# WORK INSTRUCTION
Go through the listing and count the lines with "true" in them; write only the number.

======== EXERCISE MATERIAL

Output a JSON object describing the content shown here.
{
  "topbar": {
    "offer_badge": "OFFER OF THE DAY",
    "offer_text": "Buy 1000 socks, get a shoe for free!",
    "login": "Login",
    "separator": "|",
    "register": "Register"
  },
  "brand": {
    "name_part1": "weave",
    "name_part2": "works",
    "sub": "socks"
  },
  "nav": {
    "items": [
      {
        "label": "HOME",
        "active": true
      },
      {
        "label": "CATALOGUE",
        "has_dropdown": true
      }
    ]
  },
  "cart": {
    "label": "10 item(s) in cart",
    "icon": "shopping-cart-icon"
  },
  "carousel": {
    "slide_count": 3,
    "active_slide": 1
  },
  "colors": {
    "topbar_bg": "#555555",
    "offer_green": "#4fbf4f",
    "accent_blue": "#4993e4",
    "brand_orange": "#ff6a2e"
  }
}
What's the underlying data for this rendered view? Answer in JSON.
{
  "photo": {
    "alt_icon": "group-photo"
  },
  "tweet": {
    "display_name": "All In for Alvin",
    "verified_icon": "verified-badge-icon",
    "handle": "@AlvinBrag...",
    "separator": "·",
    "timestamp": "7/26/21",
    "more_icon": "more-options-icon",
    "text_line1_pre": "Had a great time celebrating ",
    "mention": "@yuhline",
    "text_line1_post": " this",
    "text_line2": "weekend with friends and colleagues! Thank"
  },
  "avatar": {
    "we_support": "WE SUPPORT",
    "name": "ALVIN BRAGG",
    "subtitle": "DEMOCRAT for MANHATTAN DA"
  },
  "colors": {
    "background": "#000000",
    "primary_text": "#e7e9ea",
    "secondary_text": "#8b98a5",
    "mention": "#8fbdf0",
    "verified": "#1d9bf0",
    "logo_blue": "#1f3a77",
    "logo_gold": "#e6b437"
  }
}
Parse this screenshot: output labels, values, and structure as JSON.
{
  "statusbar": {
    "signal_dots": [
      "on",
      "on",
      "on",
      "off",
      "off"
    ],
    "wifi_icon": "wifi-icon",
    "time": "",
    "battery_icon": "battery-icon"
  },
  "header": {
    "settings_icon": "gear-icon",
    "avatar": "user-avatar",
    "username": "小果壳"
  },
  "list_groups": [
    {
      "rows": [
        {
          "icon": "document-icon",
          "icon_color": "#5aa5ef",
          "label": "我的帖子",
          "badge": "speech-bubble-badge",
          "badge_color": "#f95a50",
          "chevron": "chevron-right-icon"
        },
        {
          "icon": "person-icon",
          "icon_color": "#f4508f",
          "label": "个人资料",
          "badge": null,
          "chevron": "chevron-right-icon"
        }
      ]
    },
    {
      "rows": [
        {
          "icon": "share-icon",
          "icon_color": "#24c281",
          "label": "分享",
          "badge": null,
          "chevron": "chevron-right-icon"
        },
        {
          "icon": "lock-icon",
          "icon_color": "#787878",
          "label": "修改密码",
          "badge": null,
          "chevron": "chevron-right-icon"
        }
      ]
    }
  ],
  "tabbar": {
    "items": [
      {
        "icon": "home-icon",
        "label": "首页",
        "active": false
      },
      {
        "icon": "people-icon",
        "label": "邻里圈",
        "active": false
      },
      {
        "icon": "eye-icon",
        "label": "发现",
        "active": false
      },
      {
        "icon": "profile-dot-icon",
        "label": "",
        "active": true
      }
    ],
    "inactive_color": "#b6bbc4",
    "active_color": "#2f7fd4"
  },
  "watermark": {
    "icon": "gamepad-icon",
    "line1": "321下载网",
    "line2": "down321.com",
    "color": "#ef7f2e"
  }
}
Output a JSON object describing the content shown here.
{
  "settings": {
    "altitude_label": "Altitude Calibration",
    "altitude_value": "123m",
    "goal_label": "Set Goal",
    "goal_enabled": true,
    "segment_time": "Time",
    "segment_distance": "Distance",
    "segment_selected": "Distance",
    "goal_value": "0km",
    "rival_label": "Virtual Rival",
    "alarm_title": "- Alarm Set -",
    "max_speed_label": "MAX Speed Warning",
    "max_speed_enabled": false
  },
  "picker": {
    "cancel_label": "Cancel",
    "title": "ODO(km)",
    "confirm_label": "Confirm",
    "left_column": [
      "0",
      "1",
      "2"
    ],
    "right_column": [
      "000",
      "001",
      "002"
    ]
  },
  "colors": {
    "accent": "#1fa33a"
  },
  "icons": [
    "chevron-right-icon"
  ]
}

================

# ANSWER TO THIS EXERCISE
4